Two "Notes for the Record" from March 1, 1967, describe the vigorous discussions between senior UK government figures, including Harold Wilson, Foreign Secretary George Brown, Minister of State for Foreign and Commonwealth Affairs Lord Chalfont, and chief scientific adviser to the government Solly Zuckerman. Brown argued that "our posture on the matter should be distinctively European rather than one of supporting the United States against other European countries." Wilson was even more explicit, stating that "our approach should be that of a European power discussing the matter with European partners and not seeking to fight American battles." Wilson was keen to let Washington take the lead so that his government might avoid upsetting the French, as had happened with the debates over De Gaulle's 1966 withdrawal from the NATO command structure.

March 1, 1967

Note for the Record [about a Meeting between the Prime Minister, the Foreign Secretary, and Lord Chalfont at 6:50p.m. on 1 March 1967]

Two "Notes for the Record" from March 1, 1967, describe the vigorous discussions between senior UK government figures, including Harold Wilson, Foreign Secretary George Brown, Minister of State for Foreign and Commonwealth Affairs Lord Chalfont, and chief scientific adviser to the government Solly Zuckerman. Brown argued that "our posture on the matter should be distinctively European rather than one of supporting the United States against other European countries." Wilson was even more explicit, stating that "our approach should be that of a European power discussing the matter with European partners and not seeking to fight American battles." Wilson was keen to let Washington take the lead so that his government might avoid upsetting the French, as had happened with the debates over De Gaulle's 1966 withdrawal from the NATO command structure.

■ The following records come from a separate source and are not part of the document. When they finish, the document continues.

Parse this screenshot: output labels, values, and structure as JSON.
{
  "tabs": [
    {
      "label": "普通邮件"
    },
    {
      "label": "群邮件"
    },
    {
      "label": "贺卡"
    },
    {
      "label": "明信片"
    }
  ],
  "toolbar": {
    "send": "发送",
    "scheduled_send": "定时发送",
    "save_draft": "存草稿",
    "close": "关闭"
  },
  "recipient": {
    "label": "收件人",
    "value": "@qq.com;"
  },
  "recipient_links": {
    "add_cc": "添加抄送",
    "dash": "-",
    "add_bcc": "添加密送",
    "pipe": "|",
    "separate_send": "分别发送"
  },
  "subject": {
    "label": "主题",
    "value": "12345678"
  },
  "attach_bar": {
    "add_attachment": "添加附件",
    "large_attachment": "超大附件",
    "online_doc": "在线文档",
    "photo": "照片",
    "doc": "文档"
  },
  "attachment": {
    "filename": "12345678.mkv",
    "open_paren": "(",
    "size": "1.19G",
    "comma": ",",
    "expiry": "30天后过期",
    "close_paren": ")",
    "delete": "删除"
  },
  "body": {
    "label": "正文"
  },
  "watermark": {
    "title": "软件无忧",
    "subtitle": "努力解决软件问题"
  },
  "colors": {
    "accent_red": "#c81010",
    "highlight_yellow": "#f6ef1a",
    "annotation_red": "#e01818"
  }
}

January 19, 1963

Joint Chiefs of Staff Message to U.S. CINCEUR [Commander in Chief European Command], 'Rationale of the JUPITER Decision'

That the Commander of U.S. European Command (CINCEUR), Gen. Lyman Lemnitzer, was a critic of the Jupiter removals may have informed a Joint Chiefs of Staff decision to send him a background paper explaining U.S. decisions that could also be used for discussions within NATO.   The backgrounder provided information comparing the reliability, vulnerability, and survivability, among other features, of the Jupiter and Polaris missiles. While the withdrawal of Thor and Jupiter missiles reduced Western “nuclear potential,” those reductions would be offset by an increase from 350 to about 800 U.S. strategic ballistic missiles, “some of which will be assigned to NATO targets.” Further, it “may be assumed that there will be no reduction in the present expectation of timely damage to the ACE [Allied Command Europe] targets presently covered by the Jupiters.”

Pagination